To preserve the glorious past and to conserve the city’s heritage structures, The Mumbai Heritage Conservation Committee (MHCC) was established in 1995, Which formulates special regulations and by-laws. The Chhatrapati Shivaji Terminus  In the south of Mumbai has been declared as UNESCO World Heritage Site.DSC_9562

There are colonial-era buildings and Soviet-style offices. On the West coast are former-textile mills being demolished and skyscrapers built on top. DSC_9565DSC_9589

In a Crisis: Space Crunch in Mumbai

I belong to Delhi therefore I am well versed with the challenges of staying in the mega cities that too in India where population exploded and we became second most populous country after China.

Last week I went to Delhi and then the following week to Mumbai for summer vacations. I could see myself dealing with crisis at every step. Honestly

Acute space crisis ! There was no place to walk on the footpath. I literally struggled to cross the road since there were cars moving neck to neck. I could hardly find any space between the two cars.
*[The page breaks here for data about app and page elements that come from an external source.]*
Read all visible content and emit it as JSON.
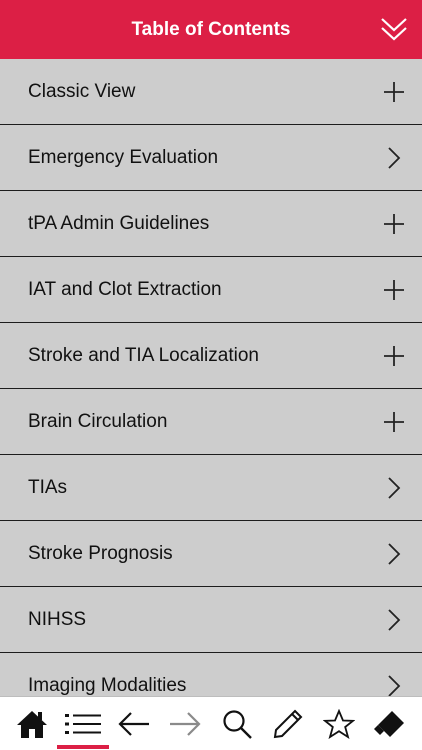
{
  "header": {
    "title": "Table of Contents"
  },
  "colors": {
    "accent": "#dc1f45",
    "row_background": "#cdcdcd",
    "divider": "#1d1d1d",
    "toolbar_background": "#ffffff",
    "disabled_icon": "#8a8a8a"
  },
  "items": [
    {
      "label": "Classic View",
      "icon": "plus-icon"
    },
    {
      "label": "Emergency Evaluation",
      "icon": "chevron-right-icon"
    },
    {
      "label": "tPA Admin Guidelines",
      "icon": "plus-icon"
    },
    {
      "label": "IAT and Clot Extraction",
      "icon": "plus-icon"
    },
    {
      "label": "Stroke and TIA Localization",
      "icon": "plus-icon"
    },
    {
      "label": "Brain Circulation",
      "icon": "plus-icon"
    },
    {
      "label": "TIAs",
      "icon": "chevron-right-icon"
    },
    {
      "label": "Stroke Prognosis",
      "icon": "chevron-right-icon"
    },
    {
      "label": "NIHSS",
      "icon": "chevron-right-icon"
    },
    {
      "label": "Imaging Modalities",
      "icon": "chevron-right-icon"
    }
  ],
  "toolbar": {
    "icons": [
      "home-icon",
      "list-icon",
      "arrow-left-icon",
      "arrow-right-icon",
      "search-icon",
      "pencil-icon",
      "star-icon",
      "eraser-icon"
    ],
    "active": "list-icon",
    "disabled": [
      "arrow-right-icon"
    ]
  }
}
I could see so many taxis on the road but drivers refused politely to go to Colaba market.  Reasons given by drivers were weird. It is just that they were not interested for short distances.  With great difficulty I could get one taxi driver showing interest in going there. I quickly got in.

DSC_9650People all around. Walking on the footpath, traveling in cars, taxis, in buses, everywhere. I don’t know whether they were going to their homes or coming back from their work place but one thing was sure, they were in hurry ! Nobody had time to look around and enjoy the beautiful weather of Mumbai.


Rains brought so much of happiness but who had the time to enjoy the drizzle? We enjoyed every bit of it at Marine Drive. The sea, crowd, wind and sky scrappers all were so fascinating !IMG_0270


So nice of my husband’s friend who lent us his car for remaining two days to roam around in Mumbai. What a feel ! Your own car in Mumbai ! WOW 🙂 

The excitement fizzled within no time. We were stuck badly in the market. Gosh ! There was no parking man.

Crisis again. We did what others did. Parked the vehicle where we got the space. There was hardly. DSC_9592

People had parked their cars along the footpaths, next to side gates, in the narrow lanes, anywhere a vehicle could fit.

It was actually a crisis and we dealt with it smartly. Enjoyed the mad rush, ocean of people or rather I should call them Zombies?

The daily Prompt: Honestly evaluate the way you respond to crisis situations. Are you happy with the way you react?